Thursday, October 8, 2020

"Martian Manhunt" by Ben Acker and Ben Blacker (2019)

For fans of old time radio, the Thrilling Adventure Hour is a must-listen to podcast—(or must-see live show, if you were lucky enough to catch them when they were on tour, which I wasn't). There's Beyond Belief if you want a spooky, martini-fueled murder mystery—think Nick and Nora Charles from The Thin Man on a supernatural case. Or The Algonquin Four, set in the 1920s, re-imagines Robert Benchley, Dorothy Parker, Harry Houdini, and Woodrow Wilson as superheroes. There's many others, but my favorite of them all is the space western Sparks Nevada, Marshal on Mars. Marc Evan Jackson starred as the titular Marshal who, along with his alien sidekick Croach the Tracker (Mark Gagliardi), roam the frontier of the red planet chasing bandits, robots, aliens, and having all sorts of wild west adventures.

Tuesday, October 6, 2020

"Hell Bent" (1918)
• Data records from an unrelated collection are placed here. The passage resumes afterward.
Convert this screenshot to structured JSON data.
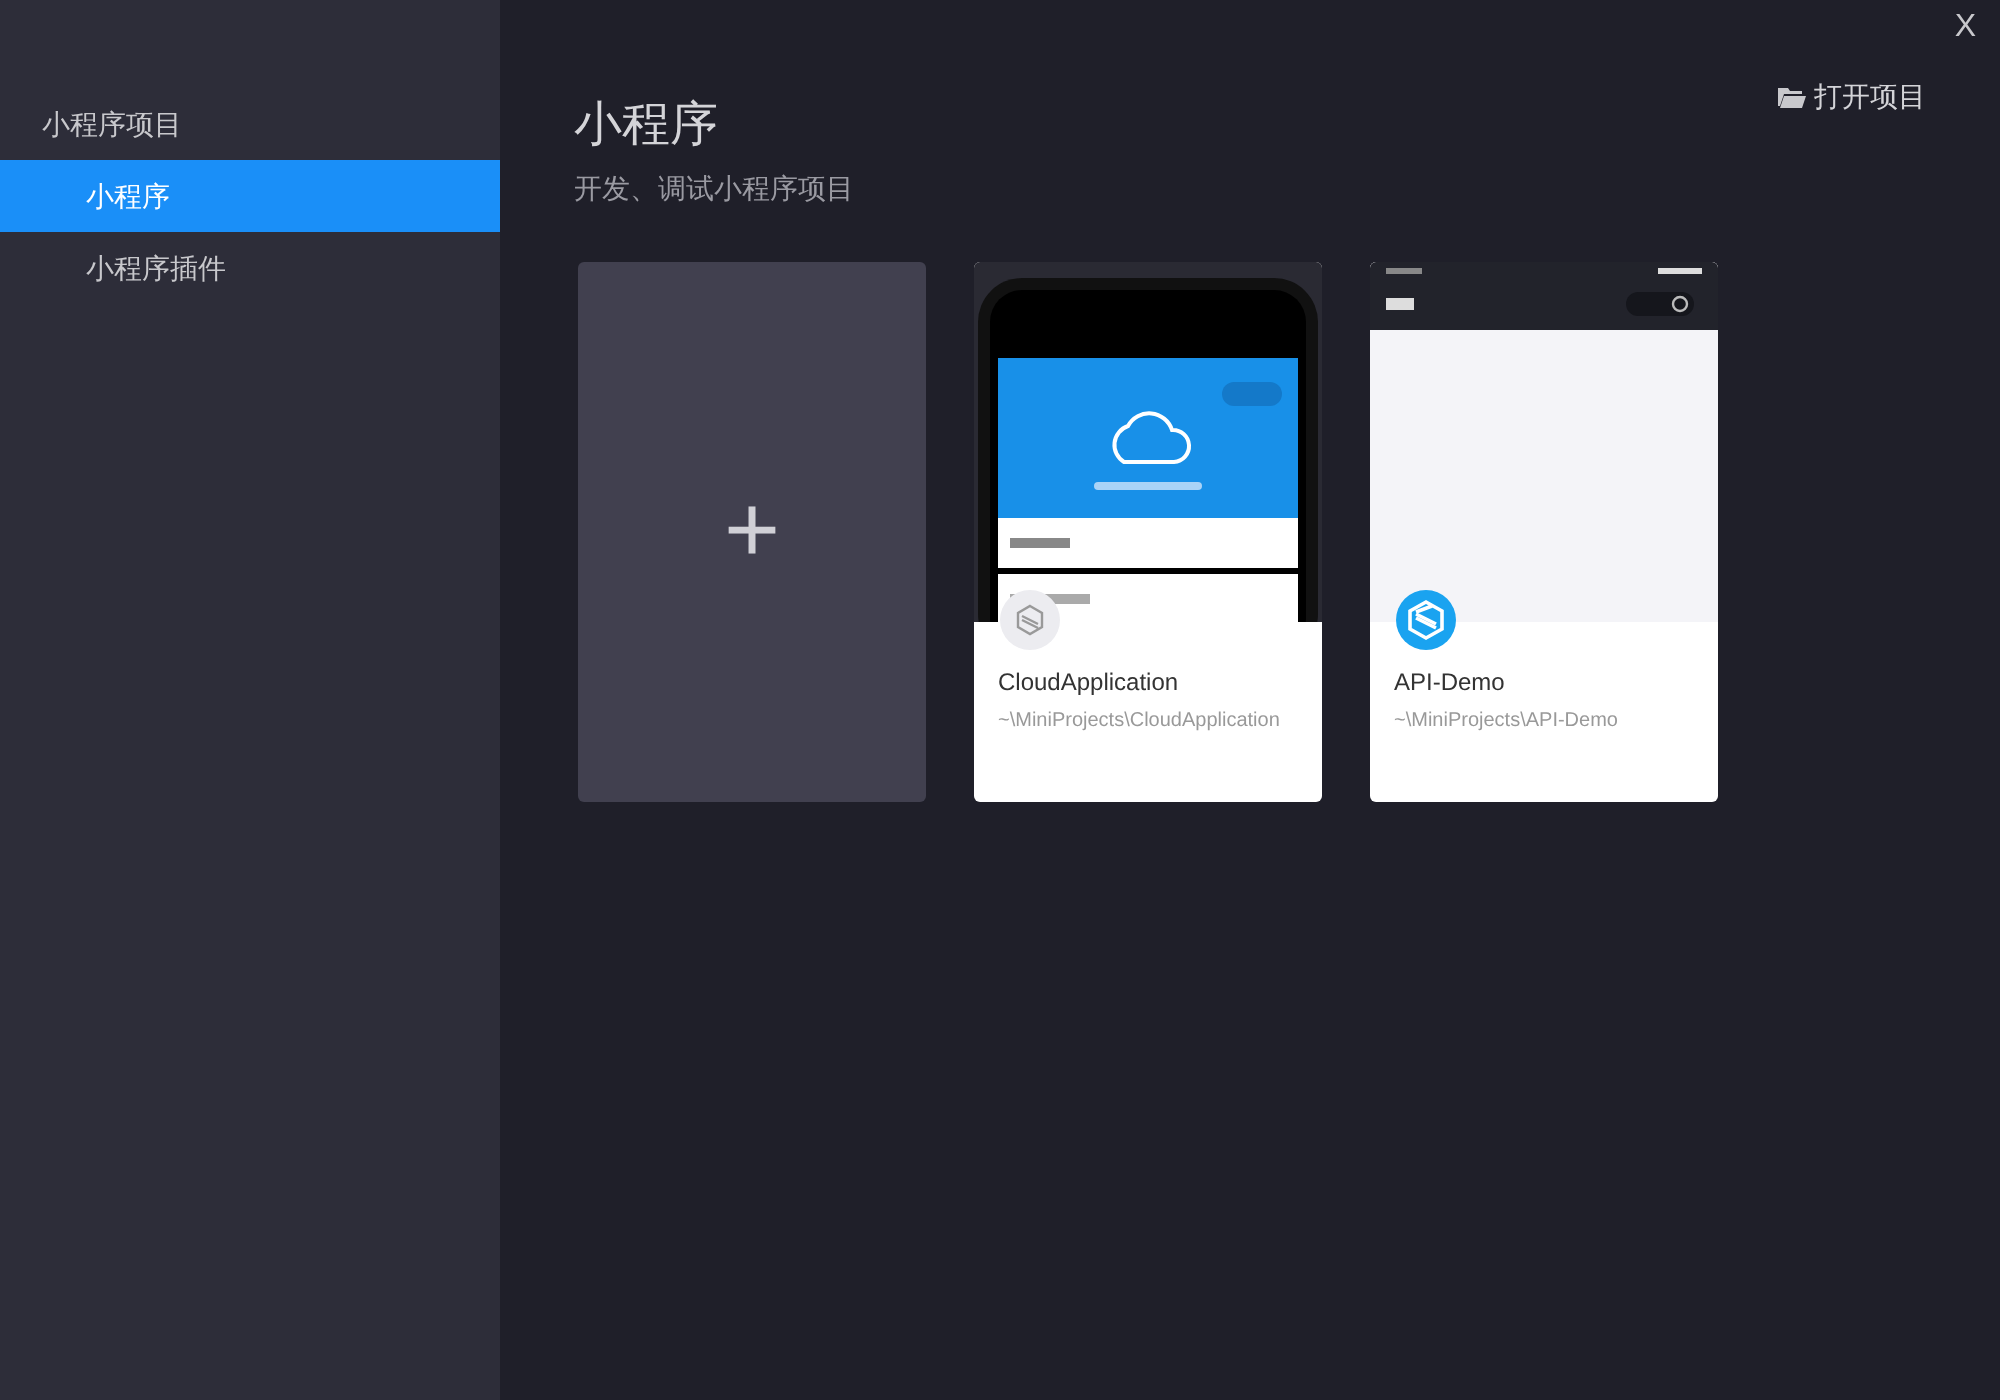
{
  "close_button": {
    "label": "X"
  },
  "sidebar": {
    "section": "小程序项目",
    "items": [
      {
        "label": "小程序",
        "selected": true
      },
      {
        "label": "小程序插件",
        "selected": false
      }
    ]
  },
  "header": {
    "title": "小程序",
    "subtitle": "开发、调试小程序项目",
    "open_button": "打开项目"
  },
  "new_project": {
    "label": "+"
  },
  "projects": [
    {
      "name": "CloudApplication",
      "path": "~\\MiniProjects\\CloudApplication",
      "kind": "phone",
      "icon_active": false
    },
    {
      "name": "API-Demo",
      "path": "~\\MiniProjects\\API-Demo",
      "kind": "page",
      "icon_active": true
    }
  ]
}
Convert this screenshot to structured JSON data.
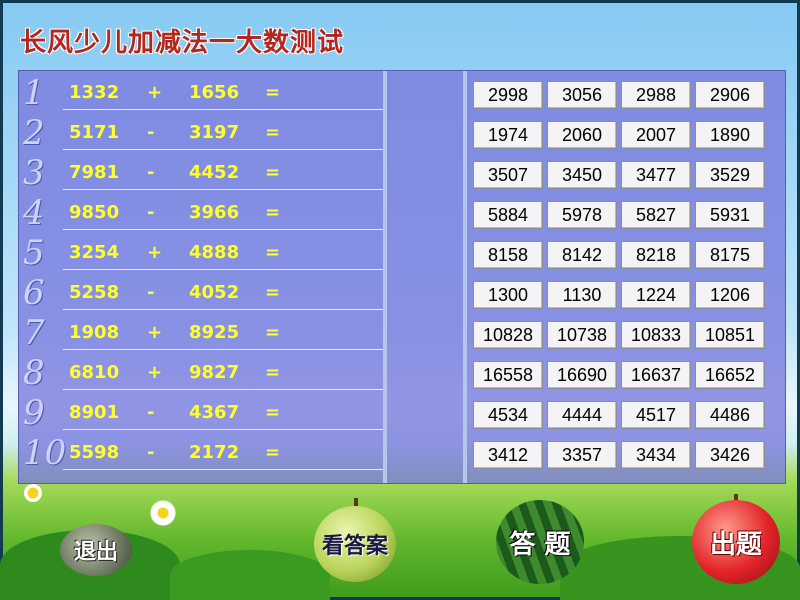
{
  "title": "长风少儿加减法一大数测试",
  "questions": [
    {
      "num": "1",
      "a": "1332",
      "op": "+",
      "b": "1656",
      "eq": "=",
      "choices": [
        "2998",
        "3056",
        "2988",
        "2906"
      ]
    },
    {
      "num": "2",
      "a": "5171",
      "op": "-",
      "b": "3197",
      "eq": "=",
      "choices": [
        "1974",
        "2060",
        "2007",
        "1890"
      ]
    },
    {
      "num": "3",
      "a": "7981",
      "op": "-",
      "b": "4452",
      "eq": "=",
      "choices": [
        "3507",
        "3450",
        "3477",
        "3529"
      ]
    },
    {
      "num": "4",
      "a": "9850",
      "op": "-",
      "b": "3966",
      "eq": "=",
      "choices": [
        "5884",
        "5978",
        "5827",
        "5931"
      ]
    },
    {
      "num": "5",
      "a": "3254",
      "op": "+",
      "b": "4888",
      "eq": "=",
      "choices": [
        "8158",
        "8142",
        "8218",
        "8175"
      ]
    },
    {
      "num": "6",
      "a": "5258",
      "op": "-",
      "b": "4052",
      "eq": "=",
      "choices": [
        "1300",
        "1130",
        "1224",
        "1206"
      ]
    },
    {
      "num": "7",
      "a": "1908",
      "op": "+",
      "b": "8925",
      "eq": "=",
      "choices": [
        "10828",
        "10738",
        "10833",
        "10851"
      ]
    },
    {
      "num": "8",
      "a": "6810",
      "op": "+",
      "b": "9827",
      "eq": "=",
      "choices": [
        "16558",
        "16690",
        "16637",
        "16652"
      ]
    },
    {
      "num": "9",
      "a": "8901",
      "op": "-",
      "b": "4367",
      "eq": "=",
      "choices": [
        "4534",
        "4444",
        "4517",
        "4486"
      ]
    },
    {
      "num": "10",
      "a": "5598",
      "op": "-",
      "b": "2172",
      "eq": "=",
      "choices": [
        "3412",
        "3357",
        "3434",
        "3426"
      ]
    }
  ],
  "buttons": {
    "exit": "退出",
    "show_answer": "看答案",
    "answer": "答 题",
    "new_questions": "出题"
  },
  "colors": {
    "title": "#b3261e",
    "question_text": "#ffff2b",
    "panel": "#7878dc"
  }
}
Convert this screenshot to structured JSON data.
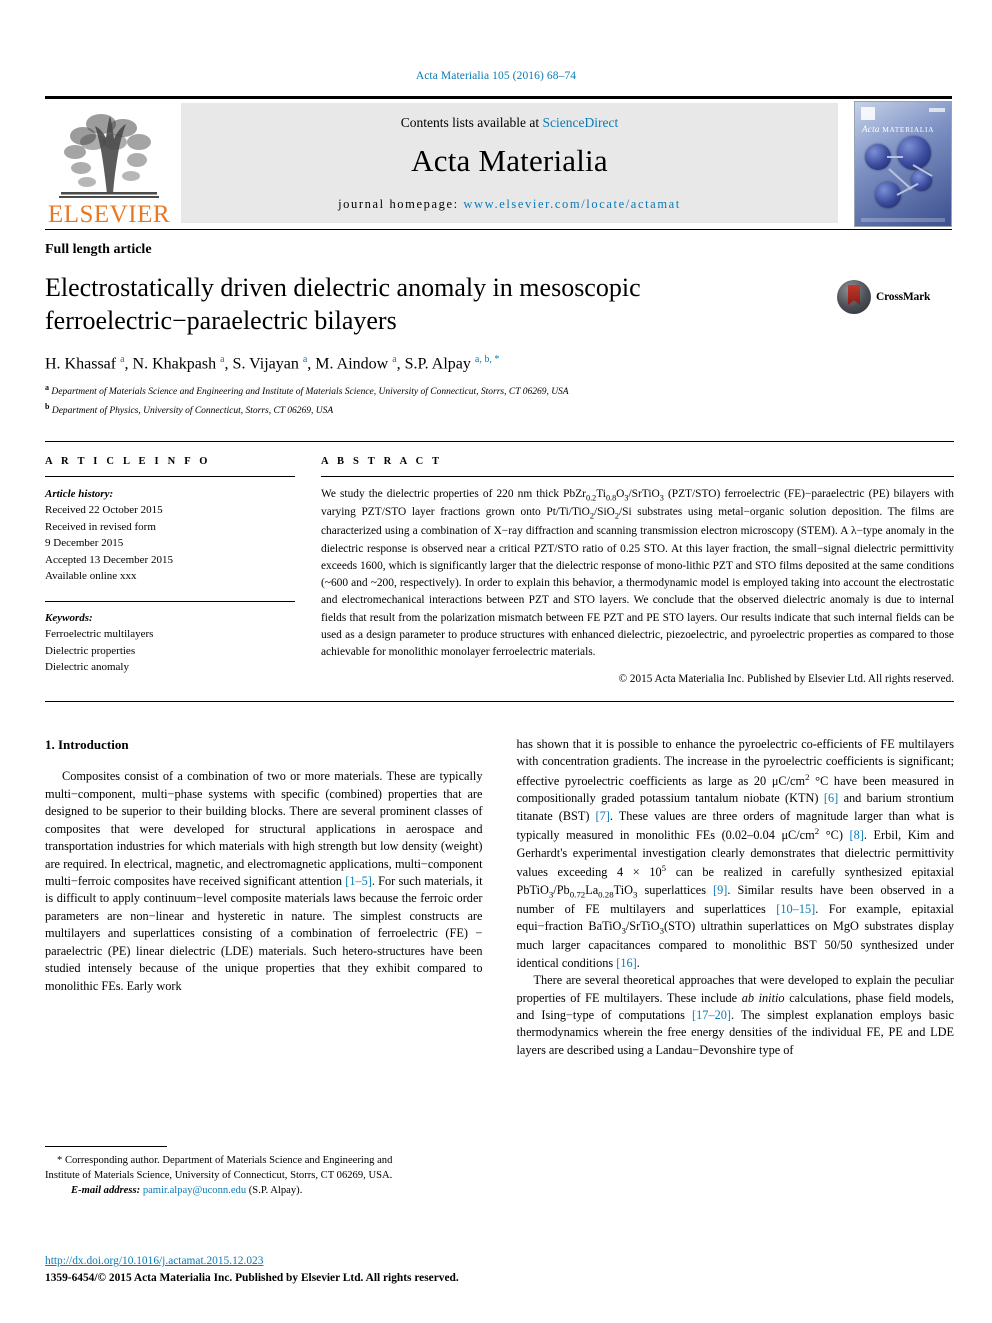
{
  "running_head": "Acta Materialia 105 (2016) 68–74",
  "masthead": {
    "publisher_name": "ELSEVIER",
    "contents_prefix": "Contents lists available at ",
    "sciencedirect": "ScienceDirect",
    "journal_name": "Acta Materialia",
    "homepage_label": "journal homepage: ",
    "homepage_url": "www.elsevier.com/locate/actamat",
    "cover_title_italic": "Acta",
    "cover_title_small": "MATERIALIA"
  },
  "article": {
    "type": "Full length article",
    "title": "Electrostatically driven dielectric anomaly in mesoscopic ferroelectric−paraelectric bilayers",
    "crossmark_label": "CrossMark",
    "authors_html": "H. Khassaf <sup>a</sup>, N. Khakpash <sup>a</sup>, S. Vijayan <sup>a</sup>, M. Aindow <sup>a</sup>, S.P. Alpay <sup>a, b, *</sup>",
    "affiliation_a": "Department of Materials Science and Engineering and Institute of Materials Science, University of Connecticut, Storrs, CT 06269, USA",
    "affiliation_b": "Department of Physics, University of Connecticut, Storrs, CT 06269, USA"
  },
  "article_info": {
    "heading": "A R T I C L E  I N F O",
    "history_label": "Article history:",
    "history": [
      "Received 22 October 2015",
      "Received in revised form",
      "9 December 2015",
      "Accepted 13 December 2015",
      "Available online xxx"
    ],
    "keywords_label": "Keywords:",
    "keywords": [
      "Ferroelectric multilayers",
      "Dielectric properties",
      "Dielectric anomaly"
    ]
  },
  "abstract": {
    "heading": "A B S T R A C T",
    "text_html": "We study the dielectric properties of 220 nm thick PbZr<sub>0.2</sub>Ti<sub>0.8</sub>O<sub>3</sub>/SrTiO<sub>3</sub> (PZT/STO) ferroelectric (FE)−paraelectric (PE) bilayers with varying PZT/STO layer fractions grown onto Pt/Ti/TiO<sub>2</sub>/SiO<sub>2</sub>/Si substrates using metal−organic solution deposition. The films are characterized using a combination of X−ray diffraction and scanning transmission electron microscopy (STEM). A λ−type anomaly in the dielectric response is observed near a critical PZT/STO ratio of 0.25 STO. At this layer fraction, the small−signal dielectric permittivity exceeds 1600, which is significantly larger that the dielectric response of mono-lithic PZT and STO films deposited at the same conditions (~600 and ~200, respectively). In order to explain this behavior, a thermodynamic model is employed taking into account the electrostatic and electromechanical interactions between PZT and STO layers. We conclude that the observed dielectric anomaly is due to internal fields that result from the polarization mismatch between FE PZT and PE STO layers. Our results indicate that such internal fields can be used as a design parameter to produce structures with enhanced dielectric, piezoelectric, and pyroelectric properties as compared to those achievable for monolithic monolayer ferroelectric materials.",
    "copyright": "© 2015 Acta Materialia Inc. Published by Elsevier Ltd. All rights reserved."
  },
  "body": {
    "section_number_title": "1.  Introduction",
    "left_para_1_html": "Composites consist of a combination of two or more materials. These are typically multi−component, multi−phase systems with specific (combined) properties that are designed to be superior to their building blocks. There are several prominent classes of composites that were developed for structural applications in aerospace and transportation industries for which materials with high strength but low density (weight) are required. In electrical, magnetic, and electromagnetic applications, multi−component multi−ferroic composites have received significant attention <span class=\"ref\">[1‒5]</span>. For such materials, it is difficult to apply continuum−level composite materials laws because the ferroic order parameters are non−linear and hysteretic in nature. The simplest constructs are multilayers and superlattices consisting of a combination of ferroelectric (FE) − paraelectric (PE) linear dielectric (LDE) materials. Such hetero-structures have been studied intensely because of the unique properties that they exhibit compared to monolithic FEs. Early work",
    "right_para_1_html": "has shown that it is possible to enhance the pyroelectric co-efficients of FE multilayers with concentration gradients. The increase in the pyroelectric coefficients is significant; effective pyroelectric coefficients as large as 20 μC/cm<sup class=\"num\">2</sup> °C have been measured in compositionally graded potassium tantalum niobate (KTN) <span class=\"ref\">[6]</span> and barium strontium titanate (BST) <span class=\"ref\">[7]</span>. These values are three orders of magnitude larger than what is typically measured in monolithic FEs (0.02‒0.04 μC/cm<sup class=\"num\">2</sup> °C) <span class=\"ref\">[8]</span>. Erbil, Kim and Gerhardt's experimental investigation clearly demonstrates that dielectric permittivity values exceeding 4 × 10<sup class=\"num\">5</sup> can be realized in carefully synthesized epitaxial PbTiO<sub>3</sub>/Pb<sub>0.72</sub>La<sub>0.28</sub>TiO<sub>3</sub> superlattices <span class=\"ref\">[9]</span>. Similar results have been observed in a number of FE multilayers and superlattices <span class=\"ref\">[10‒15]</span>. For example, epitaxial equi−fraction BaTiO<sub>3</sub>/SrTiO<sub>3</sub>(STO) ultrathin superlattices on MgO substrates display much larger capacitances compared to monolithic BST 50/50 synthesized under identical conditions <span class=\"ref\">[16]</span>.",
    "right_para_2_html": "There are several theoretical approaches that were developed to explain the peculiar properties of FE multilayers. These include <span class=\"ital\">ab initio</span> calculations, phase field models, and Ising−type of computations <span class=\"ref\">[17‒20]</span>. The simplest explanation employs basic thermodynamics wherein the free energy densities of the individual FE, PE and LDE layers are described using a Landau−Devonshire type of"
  },
  "footnote": {
    "line1": "* Corresponding author. Department of Materials Science and Engineering and",
    "line2": "Institute of Materials Science, University of Connecticut, Storrs, CT 06269, USA.",
    "email_label": "E-mail address:",
    "email": "pamir.alpay@uconn.edu",
    "email_suffix": " (S.P. Alpay)."
  },
  "footer": {
    "doi": "http://dx.doi.org/10.1016/j.actamat.2015.12.023",
    "issn_line": "1359-6454/© 2015 Acta Materialia Inc. Published by Elsevier Ltd. All rights reserved."
  },
  "colors": {
    "link_blue": "#0b7ab5",
    "elsevier_orange": "#E87722",
    "crossmark_red": "#c0392b"
  }
}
Hell Bent (1918) is John Ford's second earliest silent feature that survives, and thankfully  it is now available in a beautiful 4K restoration from Universal on Blu-ray courtesy of Kino Lorber Studio Classics. The plot's trajectory is simple enough—card shark falls for good girl; outlaw kidnaps girl;  card shark tries to rescue girl—but it is more of a framework for Ford to create marvelous little scenes that display all the hallmarks of his style: humor, action, and a magnificent eye for landscape. All in all, Hell Bent is a rollicking whirlwind of a western, blending action, comedy, and romance, freely and fluidly shifting between modes.

Monday, October 5, 2020

"Straight Shooting" (1917)

John Ford's first feature film as a director, Straight Shooting (1917), is now available on Blu-ray from Kino Lorber Studio Classics in an unbelievably beautiful 4k restoration from Universal. I never expected to see this movie looking this good. It's always a pleasure to see silent films presented restored so carefully—around 75% of all silents are lost, according to the Library of Congress, including most of the early work of John Ford. Which makes this Blu-ray of Straight Shooting all the more historic and significant. Finally we can see that from his first feature, all the artistic facets of John Ford are already on display. His majestic eye for compositions, a bold use of nature and architecture for framing, an intuitive sense of rhythm for both action sequences and quieter moments of contemplation, moments of near-slapstick revelry, and of course a loner, anti-hero protagonist.

Thursday, October 1, 2020

"Satan Takes the Helm" by Calvin Clements (1952) FFB

Stark House Press's Black Gat imprint has dived deep into the ocean of obscure vintage paperback originals and returned with a real treasure, one that was originally published in 1952 and has been out of print for decades.

Calvin Clements's Satan Takes the Helm is top tier Gold Medal thriller and exemplifies the hard-edged, tightly plotted, noir-laced thriller style that defined the imprint in its early days. It's a sea-faring murder mystery whose every paragraph is saturated with salt water, human sweat, and smoldering sex. Like a nautical James M. Cain, Clements writes characters desperate past the edge of reason, whose carnal thirst for survival drives them to lust and murder. Think The Postman Always Rings Twice or Double Indemnity but with its characters trapped on the same ship and you'll have an inkling of the claustrophobic sexual tension and paranoid jealousies fueling Satan Takes the Helm. This book is as noir as they come.